Retype every record that follows, character for character.
(Records shown Opens)
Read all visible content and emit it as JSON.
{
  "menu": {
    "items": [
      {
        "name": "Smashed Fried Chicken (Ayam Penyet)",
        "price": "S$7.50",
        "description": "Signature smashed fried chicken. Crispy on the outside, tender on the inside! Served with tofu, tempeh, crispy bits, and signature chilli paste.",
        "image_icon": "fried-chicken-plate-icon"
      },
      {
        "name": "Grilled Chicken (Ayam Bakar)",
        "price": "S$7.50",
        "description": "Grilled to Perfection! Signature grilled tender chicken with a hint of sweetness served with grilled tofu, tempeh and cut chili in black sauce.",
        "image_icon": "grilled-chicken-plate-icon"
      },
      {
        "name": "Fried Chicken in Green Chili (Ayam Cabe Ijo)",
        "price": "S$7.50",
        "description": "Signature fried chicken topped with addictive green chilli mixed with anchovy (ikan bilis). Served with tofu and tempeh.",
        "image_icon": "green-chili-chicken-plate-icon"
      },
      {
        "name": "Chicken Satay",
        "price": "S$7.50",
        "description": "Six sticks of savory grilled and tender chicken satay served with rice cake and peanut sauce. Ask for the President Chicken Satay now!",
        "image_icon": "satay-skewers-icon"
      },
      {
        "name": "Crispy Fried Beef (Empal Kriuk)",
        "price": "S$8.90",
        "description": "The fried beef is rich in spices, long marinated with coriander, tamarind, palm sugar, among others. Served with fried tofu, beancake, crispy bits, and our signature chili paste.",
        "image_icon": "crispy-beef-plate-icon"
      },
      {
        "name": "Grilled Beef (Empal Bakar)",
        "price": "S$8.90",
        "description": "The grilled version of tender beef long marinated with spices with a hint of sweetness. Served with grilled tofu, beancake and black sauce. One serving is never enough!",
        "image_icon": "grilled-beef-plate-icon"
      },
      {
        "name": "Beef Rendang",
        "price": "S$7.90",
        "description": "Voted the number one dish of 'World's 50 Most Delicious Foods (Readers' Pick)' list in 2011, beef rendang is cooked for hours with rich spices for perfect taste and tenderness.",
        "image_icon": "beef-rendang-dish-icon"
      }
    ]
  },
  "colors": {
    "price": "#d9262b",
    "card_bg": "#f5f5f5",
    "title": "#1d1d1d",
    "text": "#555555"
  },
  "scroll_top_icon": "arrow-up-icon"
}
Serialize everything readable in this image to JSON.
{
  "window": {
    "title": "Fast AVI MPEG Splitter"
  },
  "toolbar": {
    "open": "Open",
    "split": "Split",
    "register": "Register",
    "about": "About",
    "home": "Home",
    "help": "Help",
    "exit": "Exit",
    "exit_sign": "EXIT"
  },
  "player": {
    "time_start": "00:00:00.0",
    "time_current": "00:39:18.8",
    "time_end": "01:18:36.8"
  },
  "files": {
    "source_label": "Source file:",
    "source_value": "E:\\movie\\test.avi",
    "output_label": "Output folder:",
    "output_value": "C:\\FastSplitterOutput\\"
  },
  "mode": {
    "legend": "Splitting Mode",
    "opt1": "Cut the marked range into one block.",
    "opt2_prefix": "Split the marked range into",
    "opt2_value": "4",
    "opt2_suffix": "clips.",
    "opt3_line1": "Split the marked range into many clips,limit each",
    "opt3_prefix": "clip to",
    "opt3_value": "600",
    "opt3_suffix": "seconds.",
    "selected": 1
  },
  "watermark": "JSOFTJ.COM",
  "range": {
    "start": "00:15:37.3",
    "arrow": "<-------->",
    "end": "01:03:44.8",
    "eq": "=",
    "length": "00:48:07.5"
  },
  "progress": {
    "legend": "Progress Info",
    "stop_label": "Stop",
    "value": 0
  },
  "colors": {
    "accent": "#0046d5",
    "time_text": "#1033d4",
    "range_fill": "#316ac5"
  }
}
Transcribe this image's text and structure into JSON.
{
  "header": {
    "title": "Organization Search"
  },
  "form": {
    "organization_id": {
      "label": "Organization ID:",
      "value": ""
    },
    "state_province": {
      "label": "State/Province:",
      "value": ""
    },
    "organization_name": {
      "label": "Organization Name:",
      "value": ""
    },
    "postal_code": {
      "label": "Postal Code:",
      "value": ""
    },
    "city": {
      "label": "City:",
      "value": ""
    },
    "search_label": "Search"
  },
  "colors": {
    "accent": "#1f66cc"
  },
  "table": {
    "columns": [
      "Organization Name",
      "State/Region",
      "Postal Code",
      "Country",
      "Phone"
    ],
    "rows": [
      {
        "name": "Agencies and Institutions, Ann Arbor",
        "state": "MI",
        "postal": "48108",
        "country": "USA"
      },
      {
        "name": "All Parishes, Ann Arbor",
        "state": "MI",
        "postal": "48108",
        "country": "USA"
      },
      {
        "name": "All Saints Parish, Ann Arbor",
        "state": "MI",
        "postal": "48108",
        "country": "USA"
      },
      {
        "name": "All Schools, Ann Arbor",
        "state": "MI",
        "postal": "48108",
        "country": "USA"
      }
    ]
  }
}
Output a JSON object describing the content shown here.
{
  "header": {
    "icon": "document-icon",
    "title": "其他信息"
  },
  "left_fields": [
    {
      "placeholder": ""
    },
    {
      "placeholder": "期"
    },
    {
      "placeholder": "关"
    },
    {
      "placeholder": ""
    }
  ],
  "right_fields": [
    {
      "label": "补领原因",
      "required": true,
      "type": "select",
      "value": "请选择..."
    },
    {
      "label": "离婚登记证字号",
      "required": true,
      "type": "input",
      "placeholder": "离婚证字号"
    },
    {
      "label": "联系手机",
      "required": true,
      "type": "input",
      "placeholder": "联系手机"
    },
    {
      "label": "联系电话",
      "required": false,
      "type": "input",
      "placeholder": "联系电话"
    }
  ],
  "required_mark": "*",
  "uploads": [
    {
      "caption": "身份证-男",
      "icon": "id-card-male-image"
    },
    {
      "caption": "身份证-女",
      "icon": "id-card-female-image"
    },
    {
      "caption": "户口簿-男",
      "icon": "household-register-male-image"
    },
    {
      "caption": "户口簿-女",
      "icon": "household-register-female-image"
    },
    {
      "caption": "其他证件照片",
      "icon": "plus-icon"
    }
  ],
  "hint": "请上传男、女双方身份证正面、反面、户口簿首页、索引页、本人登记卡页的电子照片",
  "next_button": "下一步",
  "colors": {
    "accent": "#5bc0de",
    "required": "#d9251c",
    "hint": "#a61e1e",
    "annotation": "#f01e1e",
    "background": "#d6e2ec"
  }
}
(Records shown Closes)
_Answer section_
Read all visible content and emit it as JSON.
{
  "menu": {
    "items": [
      {
        "name": "Smashed Fried Chicken (Ayam Penyet)",
        "price": "S$7.50",
        "description": "Signature smashed fried chicken. Crispy on the outside, tender on the inside! Served with tofu, tempeh, crispy bits, and signature chilli paste.",
        "image_icon": "fried-chicken-plate-icon"
      },
      {
        "name": "Grilled Chicken (Ayam Bakar)",
        "price": "S$7.50",
        "description": "Grilled to Perfection! Signature grilled tender chicken with a hint of sweetness served with grilled tofu, tempeh and cut chili in black sauce.",
        "image_icon": "grilled-chicken-plate-icon"
      },
      {
        "name": "Fried Chicken in Green Chili (Ayam Cabe Ijo)",
        "price": "S$7.50",
        "description": "Signature fried chicken topped with addictive green chilli mixed with anchovy (ikan bilis). Served with tofu and tempeh.",
        "image_icon": "green-chili-chicken-plate-icon"
      },
      {
        "name": "Chicken Satay",
        "price": "S$7.50",
        "description": "Six sticks of savory grilled and tender chicken satay served with rice cake and peanut sauce. Ask for the President Chicken Satay now!",
        "image_icon": "satay-skewers-icon"
      },
      {
        "name": "Crispy Fried Beef (Empal Kriuk)",
        "price": "S$8.90",
        "description": "The fried beef is rich in spices, long marinated with coriander, tamarind, palm sugar, among others. Served with fried tofu, beancake, crispy bits, and our signature chili paste.",
        "image_icon": "crispy-beef-plate-icon"
      },
      {
        "name": "Grilled Beef (Empal Bakar)",
        "price": "S$8.90",
        "description": "The grilled version of tender beef long marinated with spices with a hint of sweetness. Served with grilled tofu, beancake and black sauce. One serving is never enough!",
        "image_icon": "grilled-beef-plate-icon"
      },
      {
        "name": "Beef Rendang",
        "price": "S$7.90",
        "description": "Voted the number one dish of 'World's 50 Most Delicious Foods (Readers' Pick)' list in 2011, beef rendang is cooked for hours with rich spices for perfect taste and tenderness.",
        "image_icon": "beef-rendang-dish-icon"
      }
    ]
  },
  "colors": {
    "price": "#d9262b",
    "card_bg": "#f5f5f5",
    "title": "#1d1d1d",
    "text": "#555555"
  },
  "scroll_top_icon": "arrow-up-icon"
}
Serialize everything readable in this image to JSON.
{
  "window": {
    "title": "Fast AVI MPEG Splitter"
  },
  "toolbar": {
    "open": "Open",
    "split": "Split",
    "register": "Register",
    "about": "About",
    "home": "Home",
    "help": "Help",
    "exit": "Exit",
    "exit_sign": "EXIT"
  },
  "player": {
    "time_start": "00:00:00.0",
    "time_current": "00:39:18.8",
    "time_end": "01:18:36.8"
  },
  "files": {
    "source_label": "Source file:",
    "source_value": "E:\\movie\\test.avi",
    "output_label": "Output folder:",
    "output_value": "C:\\FastSplitterOutput\\"
  },
  "mode": {
    "legend": "Splitting Mode",
    "opt1": "Cut the marked range into one block.",
    "opt2_prefix": "Split the marked range into",
    "opt2_value": "4",
    "opt2_suffix": "clips.",
    "opt3_line1": "Split the marked range into many clips,limit each",
    "opt3_prefix": "clip to",
    "opt3_value": "600",
    "opt3_suffix": "seconds.",
    "selected": 1
  },
  "watermark": "JSOFTJ.COM",
  "range": {
    "start": "00:15:37.3",
    "arrow": "<-------->",
    "end": "01:03:44.8",
    "eq": "=",
    "length": "00:48:07.5"
  },
  "progress": {
    "legend": "Progress Info",
    "stop_label": "Stop",
    "value": 0
  },
  "colors": {
    "accent": "#0046d5",
    "time_text": "#1033d4",
    "range_fill": "#316ac5"
  }
}
Transcribe this image's text and structure into JSON.
{
  "header": {
    "title": "Organization Search"
  },
  "form": {
    "organization_id": {
      "label": "Organization ID:",
      "value": ""
    },
    "state_province": {
      "label": "State/Province:",
      "value": ""
    },
    "organization_name": {
      "label": "Organization Name:",
      "value": ""
    },
    "postal_code": {
      "label": "Postal Code:",
      "value": ""
    },
    "city": {
      "label": "City:",
      "value": ""
    },
    "search_label": "Search"
  },
  "colors": {
    "accent": "#1f66cc"
  },
  "table": {
    "columns": [
      "Organization Name",
      "State/Region",
      "Postal Code",
      "Country",
      "Phone"
    ],
    "rows": [
      {
        "name": "Agencies and Institutions, Ann Arbor",
        "state": "MI",
        "postal": "48108",
        "country": "USA"
      },
      {
        "name": "All Parishes, Ann Arbor",
        "state": "MI",
        "postal": "48108",
        "country": "USA"
      },
      {
        "name": "All Saints Parish, Ann Arbor",
        "state": "MI",
        "postal": "48108",
        "country": "USA"
      },
      {
        "name": "All Schools, Ann Arbor",
        "state": "MI",
        "postal": "48108",
        "country": "USA"
      }
    ]
  }
}
Output a JSON object describing the content shown here.
{
  "header": {
    "icon": "document-icon",
    "title": "其他信息"
  },
  "left_fields": [
    {
      "placeholder": ""
    },
    {
      "placeholder": "期"
    },
    {
      "placeholder": "关"
    },
    {
      "placeholder": ""
    }
  ],
  "right_fields": [
    {
      "label": "补领原因",
      "required": true,
      "type": "select",
      "value": "请选择..."
    },
    {
      "label": "离婚登记证字号",
      "required": true,
      "type": "input",
      "placeholder": "离婚证字号"
    },
    {
      "label": "联系手机",
      "required": true,
      "type": "input",
      "placeholder": "联系手机"
    },
    {
      "label": "联系电话",
      "required": false,
      "type": "input",
      "placeholder": "联系电话"
    }
  ],
  "required_mark": "*",
  "uploads": [
    {
      "caption": "身份证-男",
      "icon": "id-card-male-image"
    },
    {
      "caption": "身份证-女",
      "icon": "id-card-female-image"
    },
    {
      "caption": "户口簿-男",
      "icon": "household-register-male-image"
    },
    {
      "caption": "户口簿-女",
      "icon": "household-register-female-image"
    },
    {
      "caption": "其他证件照片",
      "icon": "plus-icon"
    }
  ],
  "hint": "请上传男、女双方身份证正面、反面、户口簿首页、索引页、本人登记卡页的电子照片",
  "next_button": "下一步",
  "colors": {
    "accent": "#5bc0de",
    "required": "#d9251c",
    "hint": "#a61e1e",
    "annotation": "#f01e1e",
    "background": "#d6e2ec"
  }
}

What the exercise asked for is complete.